The White Sox just traded for a really intriguing arm

The White Sox continued their rebuild Thursday by trading for an intriguing young right-handed pitcher.

The South Siders acquired Thyago Vieira from the Seattle Mariners in exchange for international signing bonus pool money.

The 24-year-old Vieira is a Brazilian native and has only made one appearance in the big leagues, striking out a batter in one perfect inning of work in 2017.

While his career minor-league numbers don't jump off the page — 14-19 with a 4.58 ERA, 1.48 WHIP, 13 saves and 7.4 K/9 in 290.2 innings \— Vieira has been reportedly clocked at 104 mph with his fastball and was ranked as the Mariners' No. 8 prospect at the time of the deal. He also held righties to .194 batting average in 2017.

Here's video of Vieira throwing gas:

And this may explain why Vieira was even available:

Control has been an issue throughout his career, as he's walked 4.6 batters per nine innings in the minors. He has improved in that regard over the last few seasons, however, walking only 22 batters in 54 innings across three levels in 2017 and he doled out only one free pass in 5.1 innings in the Arizona Fall League in 2016.

What does this deal mean in the big picture for baseball?

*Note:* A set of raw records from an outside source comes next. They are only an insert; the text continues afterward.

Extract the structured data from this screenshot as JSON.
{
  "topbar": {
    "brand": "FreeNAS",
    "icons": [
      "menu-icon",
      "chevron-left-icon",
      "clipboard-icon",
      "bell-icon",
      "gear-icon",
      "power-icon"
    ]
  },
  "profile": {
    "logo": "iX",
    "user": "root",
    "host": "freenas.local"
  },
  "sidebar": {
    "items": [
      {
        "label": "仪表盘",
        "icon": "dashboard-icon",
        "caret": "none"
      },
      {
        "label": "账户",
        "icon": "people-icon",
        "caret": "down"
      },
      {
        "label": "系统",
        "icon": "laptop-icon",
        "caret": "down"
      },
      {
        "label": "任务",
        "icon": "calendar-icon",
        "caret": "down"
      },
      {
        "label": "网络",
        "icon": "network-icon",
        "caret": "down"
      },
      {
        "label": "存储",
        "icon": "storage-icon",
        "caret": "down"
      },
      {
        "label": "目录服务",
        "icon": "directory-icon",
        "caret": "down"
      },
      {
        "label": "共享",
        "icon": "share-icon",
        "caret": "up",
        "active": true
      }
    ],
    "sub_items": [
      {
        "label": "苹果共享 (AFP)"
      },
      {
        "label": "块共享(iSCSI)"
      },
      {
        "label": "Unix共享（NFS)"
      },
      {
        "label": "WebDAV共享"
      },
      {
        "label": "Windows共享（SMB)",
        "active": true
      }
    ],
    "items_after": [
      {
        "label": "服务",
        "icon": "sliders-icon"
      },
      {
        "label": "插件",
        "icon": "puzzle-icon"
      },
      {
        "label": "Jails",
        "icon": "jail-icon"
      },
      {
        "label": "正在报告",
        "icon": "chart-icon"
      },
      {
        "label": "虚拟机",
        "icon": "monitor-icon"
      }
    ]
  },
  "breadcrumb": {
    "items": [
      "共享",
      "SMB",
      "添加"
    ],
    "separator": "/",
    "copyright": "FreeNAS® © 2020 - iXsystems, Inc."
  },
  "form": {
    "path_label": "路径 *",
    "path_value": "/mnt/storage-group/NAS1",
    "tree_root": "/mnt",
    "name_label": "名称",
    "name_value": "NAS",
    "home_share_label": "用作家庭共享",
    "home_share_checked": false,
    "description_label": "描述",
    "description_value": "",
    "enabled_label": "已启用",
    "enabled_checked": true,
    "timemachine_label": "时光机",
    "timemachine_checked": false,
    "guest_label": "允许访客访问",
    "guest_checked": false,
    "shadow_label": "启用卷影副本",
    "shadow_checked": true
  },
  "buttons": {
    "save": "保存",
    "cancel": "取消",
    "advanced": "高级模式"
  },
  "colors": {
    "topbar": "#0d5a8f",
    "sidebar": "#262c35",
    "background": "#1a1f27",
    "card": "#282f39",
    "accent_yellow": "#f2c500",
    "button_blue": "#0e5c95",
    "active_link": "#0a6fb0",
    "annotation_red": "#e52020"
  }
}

How did the Sox pull off a move like this while not having to give up a player in return? 

This may help shed light on the situation from Baseball America's Kyle Glaser:

Either way, the White Sox may have just acquired a guy who could potentially throw his name in the hat for "future closer." Or at the very least, throw his name in the hat for "best name."